Infected Hops Being Burned
KENNEWICK, Wash. (AP) _ Hop growers in Washington’s Yakima Valley are fighting fungus with fire.
Roots from an estimated 6,000 acres of the crop will probably be torched this spring or summer as farmers battle a tough hop-killing fungus known as powdery mildew.
The destruction could be much worse than initial projections, said Ann George, administrator for the Washington Hop Commission.
``We have never gone into a spring with this disease. We don’t know what to expect. We have to plan for a worst-case scenario and try to protect our crop,″ George said.
Washington’s $100 million hop industry produces about three-quarters of the hops grown in the United States. Oregon and Idaho produce the rest. Hops are used primarily in brewing beer.
Researchers have no idea how well the mildew survived the winter, said Bob Klein, plant pathologist at Washington State University’s research station at Prosser.
But even if mildew survives on only 1 percent of the roots, ``in no time at all you are going to have 100 percent infected plants,″ Klein said. The mildew spores ``blow around with great ease,″ he said.
In an attempt to help hop growers, Yakima and Benton counties’ clean-air agencies announced Monday they will allow farmers to burn hop plants without getting permits or paying fees. Farmers still must notify clean-air agencies about their fires and cannot burn during burn bans.
Altogether, the exemption will save hop growers about $9,000 in permit fees at $1.50 per acre.
``It’s a major step for us and very important that the growers are able to burn their trash,″ said Sean McGree of Hop Growers of America. ``The spores live on live plants. Now we have a way of destroying that plant material.″

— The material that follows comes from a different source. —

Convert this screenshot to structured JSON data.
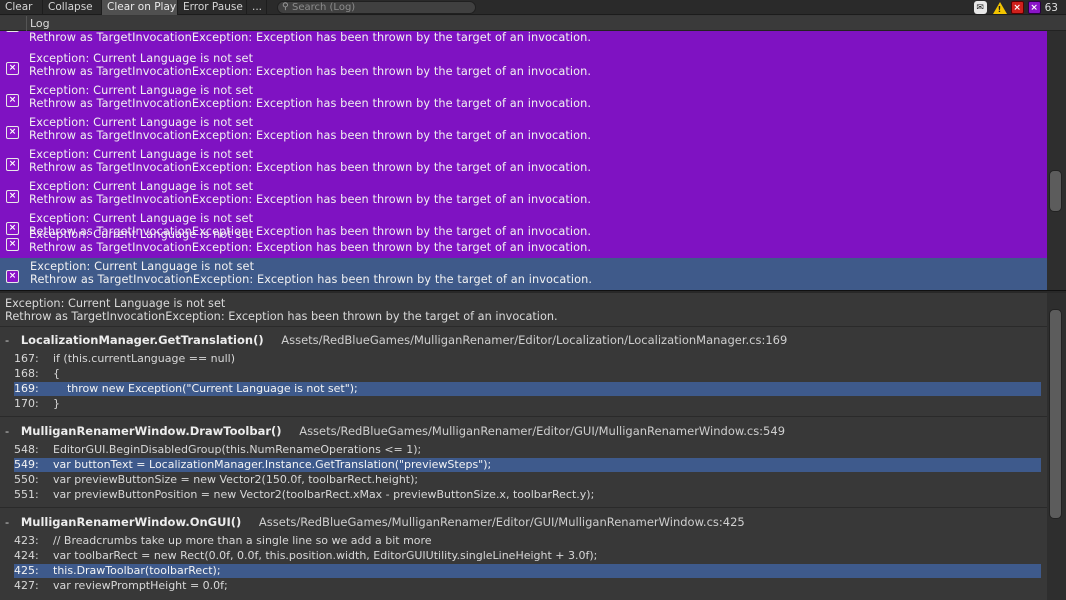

After powdery mildew was detected last year, air authorities created burn exemptions.
``We believe several thousand affected mature plants were burned,″ said Gary Pruitt, operations manager at the Yakima Regional Clean Air Authority. He noted the agency didn’t keep close tabs on acreage after passing the exemption.
Burning is one of only a few tools available to hop farmers right now, Klein said. Sulfur is the only approved mildew treatment, though emergency applications are in for three pesticides and Klein expects them to get approved by the end of the month.
Meanwhile, some farmers will be changing from rill irrigation _ where water runs down through the rows _ to drip irrigation, Klein said. With rill irrigation, farmers can’t get to their crops often enough to keep up with mildew because the ground is wet for at least a week at a time.
But new irrigation systems take time.
``It does appear that burning is the best method right now,″ Pruitt said.
He got his first call under the new rule Friday from a grower burning 80 acres of roots.
McGree said hop growers also are close to starting a campaign to eradicate wild hops, which grow along roads and ditches in the valley, and ornamental varieties.
``If those hops aren’t destroyed, they act as hosts″ to the mildew, he said.